Caffeine improves the memory of bees who visit coffee plants, according to research published recently in Science (published March 7). Researchers found that caffeinated nectar makes honeybees remember odors better, and caffeine was linked to the neurons associated with the bees’ long-term memory.
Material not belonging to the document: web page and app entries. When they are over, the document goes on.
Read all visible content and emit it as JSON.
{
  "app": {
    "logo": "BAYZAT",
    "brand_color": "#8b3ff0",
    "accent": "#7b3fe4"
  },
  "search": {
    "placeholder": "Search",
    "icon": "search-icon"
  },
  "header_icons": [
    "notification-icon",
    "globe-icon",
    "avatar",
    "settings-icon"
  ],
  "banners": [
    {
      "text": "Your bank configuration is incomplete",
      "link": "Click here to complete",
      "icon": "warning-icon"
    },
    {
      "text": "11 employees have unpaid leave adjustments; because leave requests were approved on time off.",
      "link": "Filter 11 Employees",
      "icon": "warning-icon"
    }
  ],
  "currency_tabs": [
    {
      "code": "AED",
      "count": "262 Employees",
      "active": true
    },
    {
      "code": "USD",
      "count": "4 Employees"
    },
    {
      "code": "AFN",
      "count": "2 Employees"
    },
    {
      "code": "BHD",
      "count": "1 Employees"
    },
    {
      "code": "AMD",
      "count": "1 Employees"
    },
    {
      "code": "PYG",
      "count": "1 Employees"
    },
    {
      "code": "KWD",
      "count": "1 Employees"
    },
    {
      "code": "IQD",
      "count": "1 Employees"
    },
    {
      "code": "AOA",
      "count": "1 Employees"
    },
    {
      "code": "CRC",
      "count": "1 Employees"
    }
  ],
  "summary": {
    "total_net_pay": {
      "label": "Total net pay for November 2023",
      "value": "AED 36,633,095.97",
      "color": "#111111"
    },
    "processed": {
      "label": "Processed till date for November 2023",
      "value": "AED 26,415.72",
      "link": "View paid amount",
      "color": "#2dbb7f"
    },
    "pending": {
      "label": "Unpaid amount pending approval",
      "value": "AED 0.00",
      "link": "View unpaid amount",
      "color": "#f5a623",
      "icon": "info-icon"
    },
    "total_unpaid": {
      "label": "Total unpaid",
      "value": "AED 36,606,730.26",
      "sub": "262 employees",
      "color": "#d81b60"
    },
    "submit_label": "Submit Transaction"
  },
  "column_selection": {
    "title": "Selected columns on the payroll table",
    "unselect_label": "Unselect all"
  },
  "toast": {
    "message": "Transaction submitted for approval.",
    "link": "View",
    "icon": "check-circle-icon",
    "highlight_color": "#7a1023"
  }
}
A Science blog post on the research suggests there’s still a lot we don’t know about bees and caffeine:
Now, [researchers] want to see if bees go out of their way to feed on caffeinated nectar, perhaps even ignoring predators to do so—behavior that, if observed, could shed light on the neurological processes behind addiction.
Before this research, people had believed that plants produce caffeine as a kind of defense mechanism against predators, according to The Hindu:
Note that the raw bean or leaf is bitter to taste, and the animal would shy away, leaving the plant alone to grow and flourish.
So, some animals despise the taste of the caffeine in plants’ leaves and beans, but honeybees like the caffeine and might even become addicted. Fascinating, no?